“The only issue with Lombok is the non-direct flight, but just take that extra leg and you will get so much more out of your holiday. As a company we pride ourselves on making these transfers as seamless as possible so clients are ushered from one flight to another without complications. We check that car seats and baby seats are in situ and everything has been thought through.
“Lombok is great, it’s super safe and a bit of an antidote to bustling Bali. There’s golf, diving and you can cycle around the villages. To be honest, we don’t recommend guests stay overnight on the Gili’s anymore as they’re getting a bit of a party reputation, but Sira Beach House is gorgeous. And the locals are so friendly, you go out to a restaurant in Lombok and the staff will literally take my baby boy out of my arms and start cooing over him.”
Another family favourite for Jackson is Dedon Island Resort in the Philippines. Again, it’s an add-on flight – you fly to Cebu and then on to Siargau – but worth the extra effort. The tear-drop shaped island is reef-fringed and the resort all-inclusive.
For more information or to ‘pimp up’ your own holiday, contact lightfoottravel.com 2018 openings…
Bali – next month sees the opening of COMO Uma Canggu, a 53-bedroom resort on the south coast. Boasting a further 66 one-, two- and three-bed apartments and 12 penthouses with private pools, the resort is sure to prove a popular addition to the holiday island. It will also offer an in-house surf school and a beach club, comohotels.com

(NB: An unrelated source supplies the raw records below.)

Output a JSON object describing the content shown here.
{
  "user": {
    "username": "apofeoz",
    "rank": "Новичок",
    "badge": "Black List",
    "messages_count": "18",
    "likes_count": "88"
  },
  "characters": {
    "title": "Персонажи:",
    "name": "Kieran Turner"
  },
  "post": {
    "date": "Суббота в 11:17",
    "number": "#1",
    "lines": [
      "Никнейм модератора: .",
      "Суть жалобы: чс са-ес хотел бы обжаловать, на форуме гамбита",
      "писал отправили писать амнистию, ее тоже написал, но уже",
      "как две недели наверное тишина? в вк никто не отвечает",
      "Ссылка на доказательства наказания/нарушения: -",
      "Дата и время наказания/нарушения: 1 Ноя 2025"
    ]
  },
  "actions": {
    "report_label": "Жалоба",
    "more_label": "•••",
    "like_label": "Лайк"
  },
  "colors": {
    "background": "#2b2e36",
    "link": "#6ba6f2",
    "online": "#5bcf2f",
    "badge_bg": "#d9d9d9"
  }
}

Laos and Cambodia – fancy getting back to nature but don’t want to rough it? Luxury tented accommodation will be hitting Luang Prabang in Laos and southern Cambodia this year. Rosewood Luang Prabang is a top notch tent and villa encampment located in a forest setting by a meandering river and waterfall. The five 100sqm tents feature Laotian and French colonial furnishings, private dining areas, wrap-around decks and a spa, rosewoodhotels.com

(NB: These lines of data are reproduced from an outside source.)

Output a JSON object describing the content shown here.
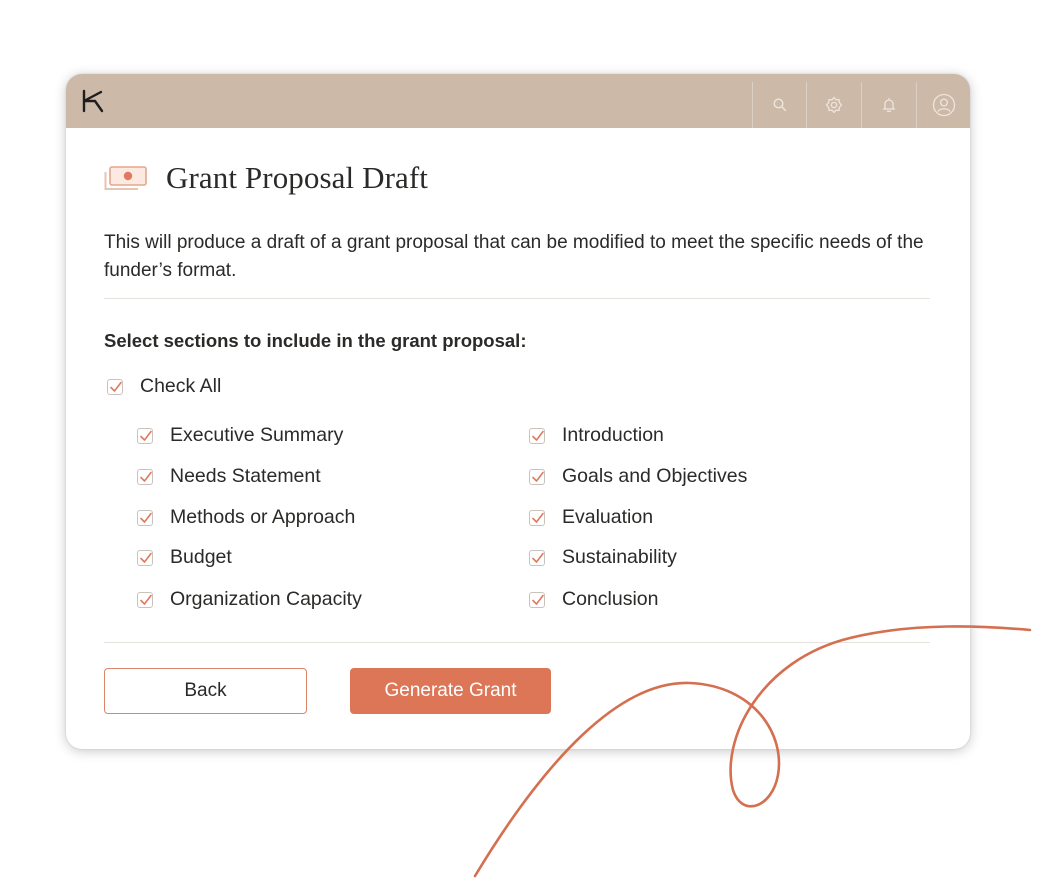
{
  "app": {
    "logo": "K",
    "toolbar_icons": [
      "search-icon",
      "settings-icon",
      "bell-icon",
      "user-icon"
    ]
  },
  "page": {
    "title": "Grant Proposal Draft",
    "title_icon": "money-icon",
    "description": "This will produce a draft of a grant proposal that can be modified to meet the specific needs of the funder’s format."
  },
  "sections": {
    "heading": "Select sections to include in the grant proposal:",
    "check_all": {
      "label": "Check All",
      "checked": true
    },
    "left": [
      {
        "label": "Executive Summary",
        "checked": true
      },
      {
        "label": "Needs Statement",
        "checked": true
      },
      {
        "label": "Methods or Approach",
        "checked": true
      },
      {
        "label": "Budget",
        "checked": true
      },
      {
        "label": "Organization Capacity",
        "checked": true
      }
    ],
    "right": [
      {
        "label": "Introduction",
        "checked": true
      },
      {
        "label": "Goals and Objectives",
        "checked": true
      },
      {
        "label": "Evaluation",
        "checked": true
      },
      {
        "label": "Sustainability",
        "checked": true
      },
      {
        "label": "Conclusion",
        "checked": true
      }
    ]
  },
  "actions": {
    "back_label": "Back",
    "generate_label": "Generate Grant"
  },
  "colors": {
    "topbar": "#ccb9a8",
    "accent": "#dd7656",
    "check": "#e07a5f"
  }
}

Shinta Mani Wild straddles Bokor and Kirirom National Parks in Cambodia with 16 sophisticated tents along a 1.5km stretch of riverbank. Opening mid-year, enjoy wildlife excursions and private boat expeditions,shintamani.com

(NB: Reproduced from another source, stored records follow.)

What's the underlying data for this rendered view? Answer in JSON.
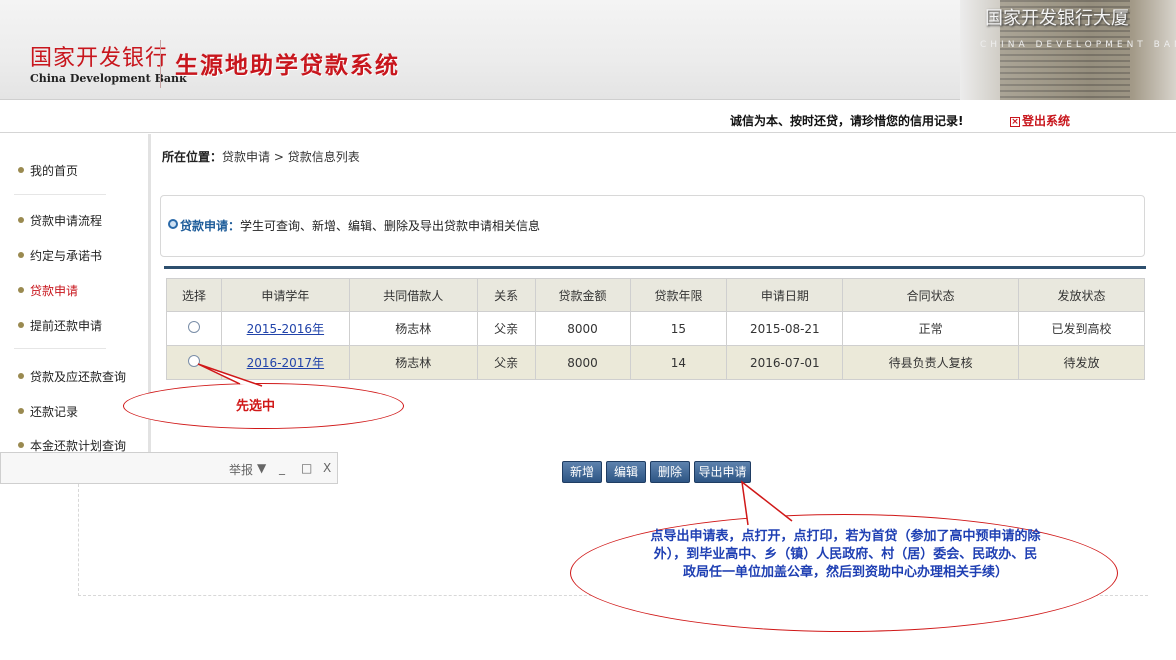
{
  "header": {
    "bank_name_cn": "国家开发银行",
    "bank_name_en": "China Development Bank",
    "system_title": "生源地助学贷款系统",
    "building_text": "国家开发银行大厦",
    "building_sub": "CHINA DEVELOPMENT BANK"
  },
  "notice": {
    "text": "诚信为本、按时还贷，请珍惜您的信用记录!",
    "logout_label": "登出系统",
    "logout_icon": "x-icon"
  },
  "sidebar": {
    "items": [
      {
        "label": "我的首页"
      },
      {
        "label": "贷款申请流程"
      },
      {
        "label": "约定与承诺书"
      },
      {
        "label": "贷款申请"
      },
      {
        "label": "提前还款申请"
      },
      {
        "label": "贷款及应还款查询"
      },
      {
        "label": "还款记录"
      },
      {
        "label": "本金还款计划查询"
      }
    ],
    "active_index": 3
  },
  "breadcrumb": {
    "prefix": "所在位置：",
    "path": "贷款申请 > 贷款信息列表"
  },
  "info": {
    "title": "贷款申请：",
    "text": "学生可查询、新增、编辑、删除及导出贷款申请相关信息"
  },
  "table": {
    "columns": [
      "选择",
      "申请学年",
      "共同借款人",
      "关系",
      "贷款金额",
      "贷款年限",
      "申请日期",
      "合同状态",
      "发放状态"
    ],
    "rows": [
      {
        "year": "2015-2016年",
        "co_borrower": "杨志林",
        "relation": "父亲",
        "amount": "8000",
        "term": "15",
        "date": "2015-08-21",
        "contract": "正常",
        "disburse": "已发到高校"
      },
      {
        "year": "2016-2017年",
        "co_borrower": "杨志林",
        "relation": "父亲",
        "amount": "8000",
        "term": "14",
        "date": "2016-07-01",
        "contract": "待县负责人复核",
        "disburse": "待发放"
      }
    ]
  },
  "minibar": {
    "report": "举报",
    "dropdown": "▼",
    "minimize": "_",
    "maximize": "□",
    "close": "X"
  },
  "buttons": {
    "add": "新增",
    "edit": "编辑",
    "delete": "删除",
    "export": "导出申请表"
  },
  "annotations": {
    "select_first": "先选中",
    "instructions": "点导出申请表，点打开，点打印，若为首贷（参加了高中预申请的除外），到毕业高中、乡（镇）人民政府、村（居）委会、民政办、民政局任一单位加盖公章，然后到资助中心办理相关手续）"
  },
  "colors": {
    "brand_red": "#c8161d",
    "button_blue": "#2d5584",
    "annotation_red": "#d01818",
    "annotation_blue": "#1e3fb3"
  }
}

Montenegro – Europe’s current ‘hot spot’ sees the opening of five-star The Chedi in Lustica Bay this year. With views over the Adriatic, this new development comprises 110 rooms, two restaurants, a bar, outdoor pool, heated indoor pool, spa and fitness area, ghmhotels.com
Chile – the South American destination is top of many bucket lists this year, so the capital city is no doubt happy to welcome the arrival of the five-star Mandarin Hotel Santiago. The hotel is located in the popular Las Condes district and boasts 310 rooms, 23 suites with views over the city and the Andes, a large outdoor pool and five restaurants, mandarin.com
Family friendly-hotel openings this year include Six Senses Fiji, Malolo Island and Six Senses Qing Cheng Mountain, China
Six Senses Fiji will be offering villa accommodation, each with their own private plunge pools positioned on the western side of the island. The property will also have two gourmet restaurants, an outdoor pizzeria, three bars, a gourmet food market and walk-in wine cellar and tasting room. A customised wellness and spa experience as well as treetop yoga, a state-of-the-art fitness gym, tennis club, a kid’s recreation club, water sports and two full-service marinas for yacht mooring and chartering completes the picture.
Six Senses Qing Cheng Mountain in Chengdu, China is located at the gateway of the picturesque Qing Cheng Mountains. Fun family activities include panda tours, movie afternoons, river rafting, tennis, cycling, tai chi and yoga classes, an indoor pool, night-time photography tours, Sichuan cooking classes and historical tours to nearby ancient towns and heritage sites.